A stark distinction is clearly visible in the response received by the two activists, both of whom had adopted Gandhian method of non-violent protest. On one hand is Hazare, who was relatively unknown before his first fast in Delhi in April but has now become a cult figure. On the other hand, there is Sharmila, who despite 11 years of fast, is yet to garner a mass following and attract the national attention. One of the main culprits to blame for this difference is the media. While Hazare was the face of every news channels and his Jan Lokpal Bill, the talk of every talk show, Sharmila’s fast from the beginning hasn’t received the coverage as it richly deserved. Hazare’s campaign received a massive boost from the Indian news media, the coverage ranging from the activist’s health updates to the activities at the Ram Lila ground. In contrast, news of the iron lady of Manipur does rarely find a slot in news channels, they go completely unnoticed. As Anil Dharker rightly remarked in the Outlook, “In covering Anna, TV seems to have shed its critical faculties’.

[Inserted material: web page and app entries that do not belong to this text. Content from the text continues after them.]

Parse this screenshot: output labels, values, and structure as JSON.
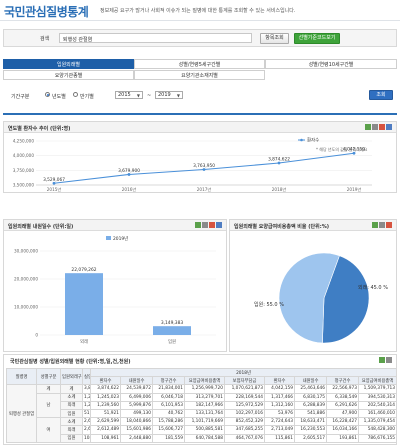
{
  "header": {
    "title": "국민관심질병통계",
    "description": "정보제공 요구가 많거나 사회적 이슈가 되는 질병에 대한 통계를 조회할 수 있는 서비스입니다."
  },
  "search": {
    "label": "검색",
    "value": "퇴행성 관절염",
    "reset_label": "항목조회",
    "code_label": "선별기준코드보기"
  },
  "tabs": [
    {
      "label": "입원외래별",
      "active": true
    },
    {
      "label": "성별/연령5세구간별",
      "active": false
    },
    {
      "label": "성별/연령10세구간별",
      "active": false
    },
    {
      "label": "요양기관종별",
      "active": false
    },
    {
      "label": "요양기관소재지별",
      "active": false
    }
  ],
  "options": {
    "period_label": "기간구분",
    "radio_year": "년도별",
    "radio_half": "반기별",
    "from": "2015",
    "tilde": "~",
    "to": "2019",
    "search_button": "조회"
  },
  "colors": {
    "brand": "#2b6fb6",
    "line": "#4a90d9",
    "bar": "#7aaee8",
    "pie_inpatient": "#9ec5ee",
    "pie_outpatient": "#3f7ec4"
  },
  "line_panel": {
    "title": "연도별 환자수 추이 (단위:명)",
    "legend": "환자수",
    "note": "* 해당 년도의 값을 클릭하세요"
  },
  "bar_panel": {
    "title": "입원외래별 내원일수 (단위:일)",
    "legend": "2019년"
  },
  "pie_panel": {
    "title": "입원외래별 요양급여비용총액 비율 (단위:%)",
    "inpatient_label": "입원: 55.0 %",
    "outpatient_label": "외래: 45.0 %"
  },
  "chart_data": [
    {
      "type": "line",
      "x": [
        "2015년",
        "2016년",
        "2017년",
        "2018년",
        "2019년"
      ],
      "series": [
        {
          "name": "환자수",
          "values": [
            3529067,
            3679900,
            3763950,
            3874622,
            4042159
          ]
        }
      ],
      "value_labels": [
        "3,529,067",
        "3,679,900",
        "3,763,950",
        "3,874,622",
        "4,042,159"
      ],
      "yticks": [
        "4,250,000",
        "4,000,000",
        "3,750,000",
        "3,500,000"
      ],
      "ylim": [
        3500000,
        4250000
      ]
    },
    {
      "type": "bar",
      "categories": [
        "외래",
        "입원"
      ],
      "series": [
        {
          "name": "2019년",
          "values": [
            22079262,
            3149383
          ]
        }
      ],
      "value_labels": [
        "22,079,262",
        "3,149,383"
      ],
      "yticks": [
        "30,000,000",
        "20,000,000",
        "10,000,000",
        "0"
      ],
      "ylim": [
        0,
        30000000
      ]
    },
    {
      "type": "pie",
      "categories": [
        "입원",
        "외래"
      ],
      "values": [
        55.0,
        45.0
      ]
    }
  ],
  "table": {
    "title": "국민관심질병 성별/입원외래별 현황 (단위:명,일,건,천원)",
    "year": "2018년",
    "header_row1": [
      "질병명",
      "성별구분",
      "입원외래구분",
      "실인원수"
    ],
    "subheads": [
      "환자수",
      "내원일수",
      "청구건수",
      "요양급여비용총액",
      "보험자부담금",
      "환자수",
      "내원일수",
      "청구건수",
      "요양급여비용총액"
    ],
    "row_head_disease": "퇴행성 관절염",
    "rows": [
      {
        "sex": "계",
        "io": "계",
        "p": "3,874",
        "a": "3,874,622",
        "b": "24,539,872",
        "c": "21,834,001",
        "d": "1,256,999,720",
        "e": "1,070,621,873",
        "f": "4,042,159",
        "g": "25,463,646",
        "h": "22,566,973",
        "i": "1,509,379,713"
      },
      {
        "sex": "남",
        "io": "소계",
        "p": "1,24",
        "a": "1,245,023",
        "b": "6,499,006",
        "c": "6,046,718",
        "d": "313,279,701",
        "e": "228,169,544",
        "f": "1,317,466",
        "g": "6,830,175",
        "h": "6,338,549",
        "i": "394,530,313"
      },
      {
        "sex": "남",
        "io": "외래",
        "p": "1,24",
        "a": "1,239,560",
        "b": "5,999,876",
        "c": "6,101,953",
        "d": "182,147,966",
        "e": "125,972,529",
        "f": "1,312,160",
        "g": "6,288,839",
        "h": "6,291,626",
        "i": "202,540,314"
      },
      {
        "sex": "남",
        "io": "입원",
        "p": "51,9",
        "a": "51,921",
        "b": "499,130",
        "c": "40,762",
        "d": "133,131,764",
        "e": "102,297,016",
        "f": "53,976",
        "g": "541,886",
        "h": "47,900",
        "i": "161,460,010"
      },
      {
        "sex": "여",
        "io": "소계",
        "p": "2,62",
        "a": "2,629,599",
        "b": "18,040,866",
        "c": "15,788,286",
        "d": "1,101,719,669",
        "e": "852,452,329",
        "f": "2,724,643",
        "g": "18,633,471",
        "h": "16,228,427",
        "i": "1,335,079,454"
      },
      {
        "sex": "여",
        "io": "외래",
        "p": "2,61",
        "a": "2,612,489",
        "b": "15,601,986",
        "c": "15,606,727",
        "d": "500,885,581",
        "e": "347,685,255",
        "f": "2,713,049",
        "g": "16,230,553",
        "h": "16,034,166",
        "i": "548,428,300"
      },
      {
        "sex": "여",
        "io": "입원",
        "p": "108,",
        "a": "108,961",
        "b": "2,448,880",
        "c": "181,559",
        "d": "640,784,588",
        "e": "464,767,076",
        "f": "115,861",
        "g": "2,605,517",
        "h": "193,861",
        "i": "786,676,155"
      }
    ]
  }
}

The question now is : When the media can even shed its ethics by becoming highly un-balanced and un-objective (views that challenged Hazare’s were hardly given air time and space), why can’t it focus on the simple issue of Sharmila, who has been protesting with such immense will-power for the last eleven years?
Another possible reason for the Manipuri activist’s issue receiving a lukewarm response is the isolation of the North East and its issues from the rest of India. A constant complaint against the central government is that it has always been indifferent to the problems of North East. This is also cited as a reason for the rise of armed struggle in the region. It is quite understandable when Irom Singhajit, brother of Irom Sharmila, says that it is time people spared time for seemingly isolated silent agitation like Sharmila’s and made it a mainstream movement. Since the AFSPA has been in force only in the north eastern states and Kashmir, the rest of states and the people there are not bothered by it. But explaining his sister’s fight, Singhajit says, “my sister is fighting for every Indian who might some day face a gun for disagreeing with the Government’. With the aim of reaching out to more people, Sharmila even did a Hazare (a Maharastrian) in 2006. But when she reached Jantar Mantar in Delhi to protest she was arrested. Unfortunately, even that could not gather the much needed support from the other parts of India. Let alone the mainstream national media.
The issue is not the comparison between the crusades of the two activists. While Hazare’s agitation against corruption was very vital and came at the right time, Sharmila’s fight is no less important. But the iron lady needs much more than sympathy and occasional coverage.